Amy Adams Ellis, a spokeswoman for the state Department of Health and Human Services, told CBS 17 News that 20,322 tests were completed as of Monday with another 25,000 scheduled through next week.
She said those figures do not include tests completed through the nursing homes’ vendors. The state does not have a specific count of how many cases were caught through the testing program, though those results are tabulated along with the rest of the cumulative state totals in addition to being broken down by county and ZIP code, she said.
DHHS in June announced its plan to make testing available to residents and staff at the state’s 428 nursing homes. The project began last month and is continuing into August.
Residents and employees of nursing homes across the country have been among the hardest-hit populations by the COVID-19 pandemic, and the Centers for Medicare and Medicaid Services says it will begin requiring weekly tests for staff at nursing homes in states with an overall test positivity rate of 5 percent or greater.
The American Health Care Association and National Center for Assisted Living, citing data from Johns Hopkins University’s coronavirus dashboard, says if it were to take effect now, it would impact 33 states — including North Carolina, where the 7-day rolling average of that daily figure was at 6.3 percent Thursday.
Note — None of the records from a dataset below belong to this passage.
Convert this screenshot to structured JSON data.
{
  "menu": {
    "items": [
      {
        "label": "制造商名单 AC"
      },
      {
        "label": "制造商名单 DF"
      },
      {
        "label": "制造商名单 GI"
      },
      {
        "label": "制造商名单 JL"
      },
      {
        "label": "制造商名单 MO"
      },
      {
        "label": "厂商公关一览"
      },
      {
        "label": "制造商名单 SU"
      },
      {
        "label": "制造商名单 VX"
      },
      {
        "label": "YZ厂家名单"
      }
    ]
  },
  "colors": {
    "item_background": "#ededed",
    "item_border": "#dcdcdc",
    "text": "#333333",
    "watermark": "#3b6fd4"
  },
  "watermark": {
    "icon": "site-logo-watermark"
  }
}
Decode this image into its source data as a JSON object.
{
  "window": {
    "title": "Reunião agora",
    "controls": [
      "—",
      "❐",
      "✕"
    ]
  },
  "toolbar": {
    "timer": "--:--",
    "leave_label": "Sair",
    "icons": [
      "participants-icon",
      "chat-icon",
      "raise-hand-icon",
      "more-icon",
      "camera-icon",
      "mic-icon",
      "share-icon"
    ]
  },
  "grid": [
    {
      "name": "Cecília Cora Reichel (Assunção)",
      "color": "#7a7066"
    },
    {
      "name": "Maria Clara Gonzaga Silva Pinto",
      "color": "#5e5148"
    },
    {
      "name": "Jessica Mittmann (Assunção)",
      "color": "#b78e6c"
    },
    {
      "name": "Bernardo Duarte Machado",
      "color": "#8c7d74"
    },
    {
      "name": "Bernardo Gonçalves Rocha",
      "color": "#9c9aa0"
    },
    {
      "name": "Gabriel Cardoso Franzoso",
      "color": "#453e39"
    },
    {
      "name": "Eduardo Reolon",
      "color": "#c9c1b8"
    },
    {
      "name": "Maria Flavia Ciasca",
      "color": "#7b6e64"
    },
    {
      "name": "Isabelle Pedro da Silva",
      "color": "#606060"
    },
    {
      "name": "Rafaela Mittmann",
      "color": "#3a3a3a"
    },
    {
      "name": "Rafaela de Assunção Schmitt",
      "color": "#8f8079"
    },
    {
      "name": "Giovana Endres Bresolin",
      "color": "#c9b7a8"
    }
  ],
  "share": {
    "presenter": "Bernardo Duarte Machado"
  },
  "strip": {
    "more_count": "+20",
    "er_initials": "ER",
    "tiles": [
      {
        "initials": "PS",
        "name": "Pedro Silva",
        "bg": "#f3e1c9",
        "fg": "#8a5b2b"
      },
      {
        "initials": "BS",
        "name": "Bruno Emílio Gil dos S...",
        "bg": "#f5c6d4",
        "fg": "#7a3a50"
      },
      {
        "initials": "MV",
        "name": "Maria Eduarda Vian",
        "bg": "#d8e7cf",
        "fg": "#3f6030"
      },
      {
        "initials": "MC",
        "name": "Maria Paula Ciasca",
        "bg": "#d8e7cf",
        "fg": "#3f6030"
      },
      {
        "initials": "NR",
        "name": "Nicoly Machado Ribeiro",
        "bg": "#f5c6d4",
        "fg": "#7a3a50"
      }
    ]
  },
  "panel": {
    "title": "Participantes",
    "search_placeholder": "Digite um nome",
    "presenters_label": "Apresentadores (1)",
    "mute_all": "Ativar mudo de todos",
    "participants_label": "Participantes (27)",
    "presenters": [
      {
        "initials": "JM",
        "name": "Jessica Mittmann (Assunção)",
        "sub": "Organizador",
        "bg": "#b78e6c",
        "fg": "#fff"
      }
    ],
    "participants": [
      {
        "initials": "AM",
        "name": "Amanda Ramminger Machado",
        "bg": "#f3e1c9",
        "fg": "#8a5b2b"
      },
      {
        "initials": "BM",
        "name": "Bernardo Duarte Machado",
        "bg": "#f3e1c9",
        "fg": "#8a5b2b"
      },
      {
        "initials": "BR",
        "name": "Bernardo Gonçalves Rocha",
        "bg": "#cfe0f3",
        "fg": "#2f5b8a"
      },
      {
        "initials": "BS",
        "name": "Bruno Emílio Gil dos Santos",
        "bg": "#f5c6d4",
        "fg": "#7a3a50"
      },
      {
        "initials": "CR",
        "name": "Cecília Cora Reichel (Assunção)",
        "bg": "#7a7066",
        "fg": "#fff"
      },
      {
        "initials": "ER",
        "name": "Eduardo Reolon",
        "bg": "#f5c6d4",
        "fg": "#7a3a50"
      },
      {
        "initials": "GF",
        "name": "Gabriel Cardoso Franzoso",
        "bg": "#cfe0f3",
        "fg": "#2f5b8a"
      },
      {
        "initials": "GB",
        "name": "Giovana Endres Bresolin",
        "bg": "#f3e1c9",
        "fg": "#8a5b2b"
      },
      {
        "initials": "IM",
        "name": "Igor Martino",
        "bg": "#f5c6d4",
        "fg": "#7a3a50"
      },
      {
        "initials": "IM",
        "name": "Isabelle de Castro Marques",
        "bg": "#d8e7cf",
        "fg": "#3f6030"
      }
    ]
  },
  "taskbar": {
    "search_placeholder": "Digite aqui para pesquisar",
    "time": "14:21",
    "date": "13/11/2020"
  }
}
CMS did not say when that provision is expected to take effect.
Widespread testing is considered a crucial element of limiting the spread of a disease that has infected more than 131,000 people in North Carolina and killed nearly 2,100 since March. Nursing homes account for 6,667 of those cases and 870 of those deaths.
According to a study from the Centers for Disease Control and Prevention published last month, a collaboration of testing and infection-control procedures helped to lower the rate of new cases in nursing homes in Michigan from 35 percent to 18 percent.
The AHCA/NCAL is advocating for the creation of a $5 billion fund to help pay for testing. Under their proposal, labs and skilled nursing homes or assisted living communities could apply to cover the costs of testing ordered by a governmental entity.
The group also is asking for $100 billion for the federal Department of Health and Human Services Provider Relief Fund with “a substantial portion” of that dedicated to nursing homes and assisted living communities for testing, personal protective equipment and support for staff.
The group says nursing homes have received less than 5 percent of the $175 billion allocated to healthcare providers from the CARES Act’s Provider Relief Fund and that assisted living communities have not received any direct federal aid.
Citing a federal data set released last week, the AHCA/NCAL says 23 percent of nursing homes in North Carolina lack a one-week supply of N95 masks while 15 percent of the state’s facilities don’t have that many surgical masks and 16 percent of them lack a week’s worth of gowns.